var nums = [1, 5, 16];

for (var num of nums) {
    console.log(num);
}

Inside the loop's header, first we declare a variable num and then set the array nums as the sequence it'll get its values from.

1
5
16

Now what happens behind the scenes here is that each value of nums is extracted, starting at index 0, and then assigned to the variable num before executing the loop's body.

This is quite synonymous with the code shown below:

var nums = [1, 5, 16];

for (var i = 0; i < nums.length; i++) {
    var num = nums[i];
    console.log(num);
}

Note that we're just saying that this code works similar to the for...of example shown above, not that this is exactly the way it works.

The idea is the same i.e we start at some point, we end at some point; but the implementation is not the same!

But don't worry - in the next chapter we shall get a detailed discussion on the implementation part as well, when we learn the concept of iterator objects.

For now, just try to get your hands comfortable with the for...of loop by experimenting around with a couple of sequences.

Below we use the for...of in iterating over the list of p elements and logging each one's innerHTML value:

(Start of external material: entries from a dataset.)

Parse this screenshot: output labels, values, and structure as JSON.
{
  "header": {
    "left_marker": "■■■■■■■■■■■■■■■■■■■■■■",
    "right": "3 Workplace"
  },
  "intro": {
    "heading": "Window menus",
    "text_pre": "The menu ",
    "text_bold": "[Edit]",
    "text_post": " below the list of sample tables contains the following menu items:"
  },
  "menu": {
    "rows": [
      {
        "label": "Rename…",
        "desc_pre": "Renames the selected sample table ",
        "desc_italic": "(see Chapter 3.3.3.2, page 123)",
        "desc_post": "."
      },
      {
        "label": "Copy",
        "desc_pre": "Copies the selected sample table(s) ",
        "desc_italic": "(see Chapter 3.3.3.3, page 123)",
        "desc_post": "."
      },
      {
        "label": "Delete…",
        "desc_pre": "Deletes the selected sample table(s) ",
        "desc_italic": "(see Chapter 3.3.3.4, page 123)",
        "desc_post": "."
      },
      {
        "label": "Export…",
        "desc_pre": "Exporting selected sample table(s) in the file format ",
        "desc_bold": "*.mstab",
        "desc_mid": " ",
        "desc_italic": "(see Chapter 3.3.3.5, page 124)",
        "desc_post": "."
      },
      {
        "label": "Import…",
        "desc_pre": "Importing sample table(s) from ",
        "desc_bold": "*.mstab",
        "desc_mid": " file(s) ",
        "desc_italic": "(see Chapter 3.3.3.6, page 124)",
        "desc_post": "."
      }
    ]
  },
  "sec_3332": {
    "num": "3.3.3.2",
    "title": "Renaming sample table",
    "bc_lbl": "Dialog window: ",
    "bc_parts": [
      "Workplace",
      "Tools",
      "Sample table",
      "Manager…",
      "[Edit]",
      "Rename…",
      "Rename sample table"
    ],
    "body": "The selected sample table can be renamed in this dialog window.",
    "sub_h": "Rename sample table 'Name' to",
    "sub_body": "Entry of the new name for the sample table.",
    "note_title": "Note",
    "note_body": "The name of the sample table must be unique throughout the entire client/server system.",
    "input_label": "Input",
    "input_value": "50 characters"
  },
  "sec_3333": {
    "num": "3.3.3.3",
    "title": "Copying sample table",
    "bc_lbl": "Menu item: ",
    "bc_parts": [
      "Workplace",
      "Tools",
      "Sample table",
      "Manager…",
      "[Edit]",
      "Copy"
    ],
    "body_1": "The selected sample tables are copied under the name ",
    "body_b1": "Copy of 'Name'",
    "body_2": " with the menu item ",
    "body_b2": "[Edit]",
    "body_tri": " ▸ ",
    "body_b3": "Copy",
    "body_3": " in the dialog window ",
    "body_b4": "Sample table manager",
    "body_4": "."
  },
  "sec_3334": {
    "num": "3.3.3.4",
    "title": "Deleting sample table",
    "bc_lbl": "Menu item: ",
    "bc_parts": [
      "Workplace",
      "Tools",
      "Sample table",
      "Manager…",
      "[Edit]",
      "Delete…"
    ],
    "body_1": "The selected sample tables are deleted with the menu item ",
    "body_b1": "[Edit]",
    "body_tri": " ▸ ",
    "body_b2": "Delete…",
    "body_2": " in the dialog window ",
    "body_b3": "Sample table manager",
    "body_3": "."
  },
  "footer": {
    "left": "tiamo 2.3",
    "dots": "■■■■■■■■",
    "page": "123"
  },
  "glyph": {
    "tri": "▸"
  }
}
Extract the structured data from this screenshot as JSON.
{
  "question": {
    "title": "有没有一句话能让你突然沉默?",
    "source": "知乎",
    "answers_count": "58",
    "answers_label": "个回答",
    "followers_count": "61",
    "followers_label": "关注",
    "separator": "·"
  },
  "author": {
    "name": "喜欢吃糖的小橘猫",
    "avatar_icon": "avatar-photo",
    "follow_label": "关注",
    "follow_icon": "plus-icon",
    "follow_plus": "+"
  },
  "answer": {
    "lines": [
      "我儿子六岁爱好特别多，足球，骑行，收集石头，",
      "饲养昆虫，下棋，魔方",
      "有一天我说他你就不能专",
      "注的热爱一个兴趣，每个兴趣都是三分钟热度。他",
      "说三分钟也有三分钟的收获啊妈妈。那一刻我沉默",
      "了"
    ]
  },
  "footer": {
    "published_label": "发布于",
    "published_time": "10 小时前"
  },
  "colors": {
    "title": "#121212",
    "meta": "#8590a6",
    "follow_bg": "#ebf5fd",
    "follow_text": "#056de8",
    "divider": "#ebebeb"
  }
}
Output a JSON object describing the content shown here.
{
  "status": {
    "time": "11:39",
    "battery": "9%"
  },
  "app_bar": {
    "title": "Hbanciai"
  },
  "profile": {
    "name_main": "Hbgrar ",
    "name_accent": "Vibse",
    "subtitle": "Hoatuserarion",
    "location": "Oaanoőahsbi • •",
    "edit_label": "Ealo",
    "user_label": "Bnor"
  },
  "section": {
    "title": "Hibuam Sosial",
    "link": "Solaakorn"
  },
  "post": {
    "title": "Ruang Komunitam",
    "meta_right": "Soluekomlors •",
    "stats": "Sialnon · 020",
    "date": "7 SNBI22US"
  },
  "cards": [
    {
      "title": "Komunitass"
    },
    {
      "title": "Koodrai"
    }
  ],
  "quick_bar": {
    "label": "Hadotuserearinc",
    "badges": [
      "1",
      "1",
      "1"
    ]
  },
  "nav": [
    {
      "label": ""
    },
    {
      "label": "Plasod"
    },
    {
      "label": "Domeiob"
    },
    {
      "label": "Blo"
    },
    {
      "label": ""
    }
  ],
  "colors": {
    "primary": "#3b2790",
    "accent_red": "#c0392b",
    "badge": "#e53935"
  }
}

<p>Para 1</p>
<p>Para 2</p>
<p>Para 3</p>
var pList = document.getElementsByTagName("p");

for (var p of pList) {
    console.log(p.innerHTML);
}
For further information on JavaScript DOM selection methods like getElementsByTagName(), please refer to HTML DOM - Accessing Elements.
Para 1
Para 2
Para 3
As we shall see in the next chapter, using pList in the for...of loop here is possible only because pList follows the iterable protocol.

Essentially, anything that is a sequence/collection of values where some attribute of the sequence is changing continuously, can be used inside for...of.

As such we can iterate over strings, arrays (as we've just seen), sets, maps, DOMTokenList, HTMLCollection objects, typed arrays and so on and so forth.

Consider the tasks below for a quick go through.

Loop over the string str shown below using a for...of loop, and log each of its characters in their uppercased forms.

var str = "hello";
For details on how to uppercase characters in a JavaScript string please refer to Strings Properties and Methods.

Here's the solution:

var str = "hello";

for (var char of str) {
    console.log(char.toUpperCase());
}
H
E
L
L
O

Loop over the typed array uint8 shown below using a for...of loop, and log each of its byte values in hexadecimal representation.

var uint8 = new Uint8Array([15, 192, 16]);
For details on how to conver a number to hexadecimal representation please refer to JavaScript Number Methods.

Here's the solution:

var uint8 = new Uint8Array([15, 192, 16]);

for (var byte of uint8) {
    console.log(byte.toString(16));
}
f
c0
10

Iterators and iterables

The reason as to why arrays, strings, sets, maps, element lists etc. are able to work with the for...of loop is simply because they are considered iterables.

An iterable is something that can be iterated over.

Examples of iterables, as we know include arrays, strings... whereas examples of non-iterables include functions, numbers, booleans.

Does it even make sense to iterate over a number, a boolean, a function? These data types aren't a sequence, or a collection of individual values - rather they are single values in themselves.

Now being iterable doesn't always has to do with the default setup in JavaScript - one can also make a non-iterable data type iterable by implementing the iterable protocol.

The way this goes is that we define an @@iterator method on the non-iterable data type, which, when called, returns an iterator object following the iterator protocol.

An iterator is an object that performs iteration over a sequence.

The interpreter uses this iterator object to perform iteration over the given data type. In fact, this is also the way iterable data types like arrays implement iteration.

How iterables operate or how this iterator object works is a matter of precise detail, discussion and illustration; and will thereby be dealt with in the next chapters - the first one on Iterators and the second one on Iterables.

Just to get ourselves ready for the upcoming, let's review the distinction between an iterable and an iterator.

An iterable is something that can be iterated over while an iterator is the actual performer of the iteration.

With this distinction in mind, let's embark on the journey to explore modern iteration in JavaScript.